MOP and MRP are two different concepts, the difference between which has generated considerable controversy of late.
MOP is the market operating price. It is the price at which a product was made available to a retailer by the manufacturer. Therefore, it is the lowest price at which the retailer can sell the product. The MOP is set by the manufacturer or the brand and is either lower than or equal to the selling price set by the retailer, who seeks to sell the product at above the MOP to make a profit.
MRP is the maximum retail price. It is the maximum price at which the product can be sold to the customer and it is inclusive of all taxes.
According to the Department of Consumer Affairs’ Standards of Weights and Measures (Packaged Commodities) Rules, 1977, “‘maximum price’ in relation to any commodity in packaged form shall include all taxes local or otherwise, freight, transport charges, commission payable to dealers, and all charges towards advertisement, delivery, packing forwarding and the like, as the case may be.”
Selling at above the MRP is prohibited, though this is a rule that is rarely followed in India.
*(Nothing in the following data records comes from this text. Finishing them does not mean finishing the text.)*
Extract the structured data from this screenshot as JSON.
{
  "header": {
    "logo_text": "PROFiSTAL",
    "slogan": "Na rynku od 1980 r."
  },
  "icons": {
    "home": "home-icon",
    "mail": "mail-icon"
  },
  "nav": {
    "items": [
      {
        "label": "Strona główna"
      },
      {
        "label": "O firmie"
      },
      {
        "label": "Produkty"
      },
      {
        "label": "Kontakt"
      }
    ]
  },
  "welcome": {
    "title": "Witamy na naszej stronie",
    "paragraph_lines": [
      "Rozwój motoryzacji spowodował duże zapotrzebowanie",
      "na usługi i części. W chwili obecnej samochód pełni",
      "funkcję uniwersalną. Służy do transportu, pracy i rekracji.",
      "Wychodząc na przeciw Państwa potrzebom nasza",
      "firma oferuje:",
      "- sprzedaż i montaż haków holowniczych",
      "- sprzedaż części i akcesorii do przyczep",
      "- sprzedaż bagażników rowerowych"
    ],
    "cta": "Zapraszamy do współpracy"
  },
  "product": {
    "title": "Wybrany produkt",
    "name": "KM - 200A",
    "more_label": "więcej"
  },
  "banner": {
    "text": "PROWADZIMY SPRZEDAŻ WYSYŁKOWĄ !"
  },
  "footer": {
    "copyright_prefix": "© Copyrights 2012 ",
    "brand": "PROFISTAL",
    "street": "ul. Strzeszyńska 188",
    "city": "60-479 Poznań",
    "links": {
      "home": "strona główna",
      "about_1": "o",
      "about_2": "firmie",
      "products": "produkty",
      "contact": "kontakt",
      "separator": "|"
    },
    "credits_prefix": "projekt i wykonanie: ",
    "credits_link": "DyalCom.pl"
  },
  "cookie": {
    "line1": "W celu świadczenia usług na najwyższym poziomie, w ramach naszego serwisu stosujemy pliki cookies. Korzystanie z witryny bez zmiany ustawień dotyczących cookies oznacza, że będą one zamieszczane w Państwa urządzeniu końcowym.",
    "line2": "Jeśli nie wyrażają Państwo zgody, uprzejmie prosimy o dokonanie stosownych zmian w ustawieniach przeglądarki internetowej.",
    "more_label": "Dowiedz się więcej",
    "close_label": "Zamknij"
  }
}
In the most basic terms, MRP is the sum of MOP and profit. While MOP is set by the manufacturer, the MRP is set by the government or regulatory body. The retailer is free to fluctuate his selling price as long as it is below or equal to the MRP and above or equal to the MOP.
Offline and small retailers have been hit hard by the pricing policies of e-commerce outlets and big retailers. Small businesses accuse these large conglomerates of “predatory pricing”, which involves selling your product at extremely low prices – often at a loss – so as to put your competition out of business and then increase your selling price again.
E-commerce outlets have a habit of selling their products at large discounts, often at MOP (or even below: it is difficult to know the case for all products as, unlike MRP, the MOP is not publicly displayed on the product). This ensures more business but puts offline and smaller retailers at risk of elimination from the market. These small retailers cannot afford similar discounts and soon lose their customers to the larger retailers.